The messages to the seven churches are not apocalyptic in style like Daniel 7 or Revelation 12. They are “prophetic letters.” They are more like the letters of Paul or Matthew 24 than they are like Daniel 2. So their primary message was for seven actual churches in Asia Minor, the ones that originally received them (Rev 1:4, 11). By extension, as one would for one of Paul’s letters, these messages have value for all those who read them (Rev 1:3; 2:7, 11, 17, 29, etc.).

There is, however, a case to be made to see these seven messages as prophetic of the condition of the church from the time of John to the Second Coming of Jesus. There are several evidences to support this. 1) There were, for example, more than seven churches in Asia Minor at the time John wrote. From the letters of Paul we know that there was a church at Colossae, only a few miles from Laodicea. The letters of Ignatius (a church leader who wrote around 110 AD) go to some of the churches mentioned in Revelation but also to the nearby cities of Magnesia and Tralles. So the choice of seven churches itself seems to have meaning above and beyond the immediate situation.

2) The spiritual conditions in those churches parallel the spiritual conditions of Christianity in different historical periods from the time of John until today. In other words, embedded in these messages to seven historical churches was a grand survey of the major developments of Christian history. The church began strong in the apostolic age (Ephesus), and then went through a period of persecution (Smyrna) followed by compromise and accommodation to the Roman world (Pergamum and Thyatira). The Reformation (latter part of Thyatira) was followed by the spiritually dry period of Protestant orthodoxy (Sardis) and then a second Reformation and worldwide missionary endeavor (Philadelphia). The church today seems relatively indifferent to the claims of Christ in the New Testament (Laodicea). So the broad themes of the seven church messages parallel the broad sweep of Christian history from John’s day to our time.

3) The message to Laodicea parallels John’s appeal to the last generation in Revelation 16:15. The appeal to the world at the time of the battle of Armageddon contains a combination of four major words found elsewhere in the Bible only in Revelation 3:17-18 (seeing, nakedness, shame and garments). So Laodicea is the recipient of God’s last gospel call, placing it in some sense at the end of Christian history in John’s mind.

4) A number of features of the message to Philadelphia seem to imply the nearness of Jesus’ return in way more dramatic that other references in the seven church messages. For example, “I am coming soon” in Revelation 3:11, echoes end-time uses of the same phrase in Revelation 11:14 and 22: 7, 12, 20. So the letter to Philadelphia seems to have special significance as Christians near the end of the era.
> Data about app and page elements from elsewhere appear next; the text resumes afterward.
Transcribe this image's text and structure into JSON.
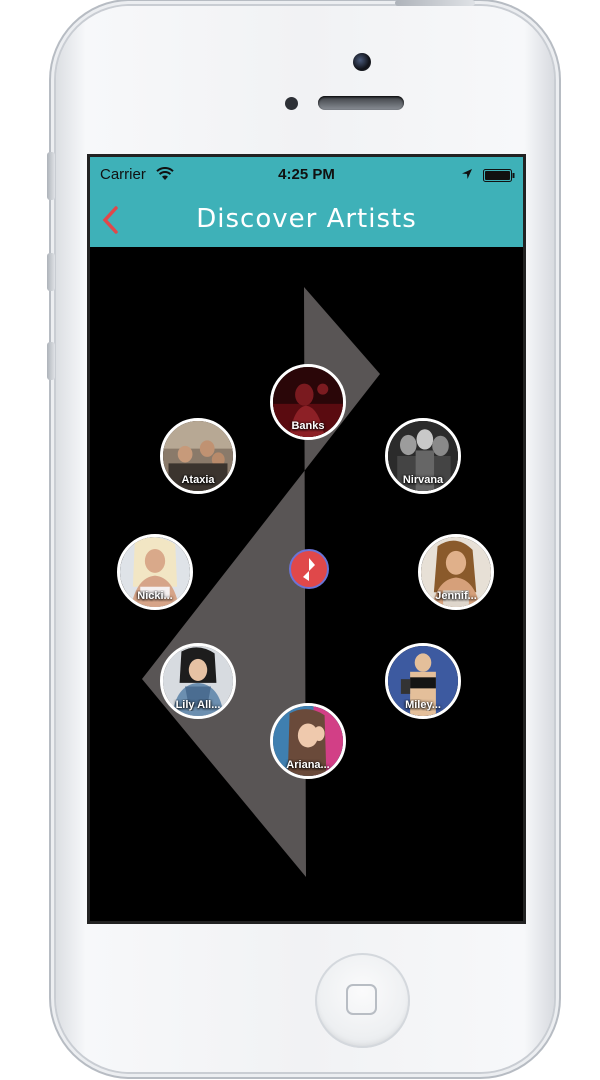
{
  "statusbar": {
    "carrier": "Carrier",
    "time": "4:25 PM"
  },
  "navbar": {
    "title": "Discover Artists",
    "back_icon": "chevron-left-icon"
  },
  "colors": {
    "accent": "#3eb1b8",
    "back": "#e0484a",
    "logo": "#e0484a",
    "shape": "#5e5a5a",
    "bubble_border": "#ffffff"
  },
  "center": {
    "icon": "app-logo-icon"
  },
  "artists": [
    {
      "name": "Banks"
    },
    {
      "name": "Nirvana"
    },
    {
      "name": "Jennif..."
    },
    {
      "name": "Miley..."
    },
    {
      "name": "Ariana..."
    },
    {
      "name": "Lily All..."
    },
    {
      "name": "Nicki..."
    },
    {
      "name": "Ataxia"
    }
  ]
}
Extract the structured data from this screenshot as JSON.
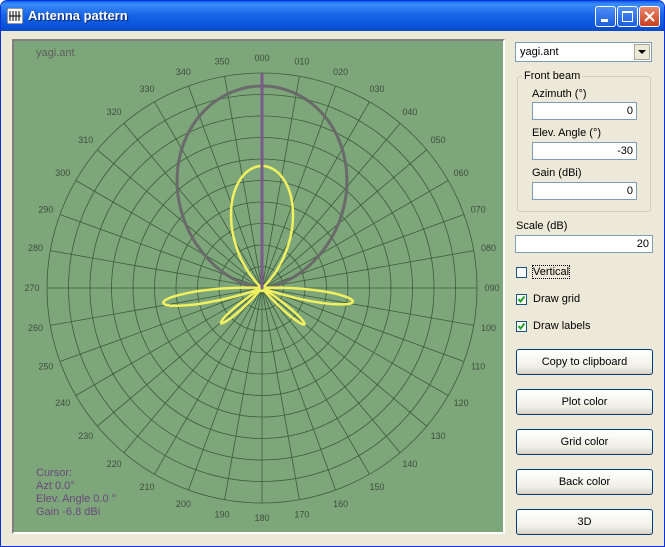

All four evidences support and extended meaning for the seven church messages in Revelation 2 and 3, a meaning that goes beyond the original situation and includes implications for the larger trend of Christian history.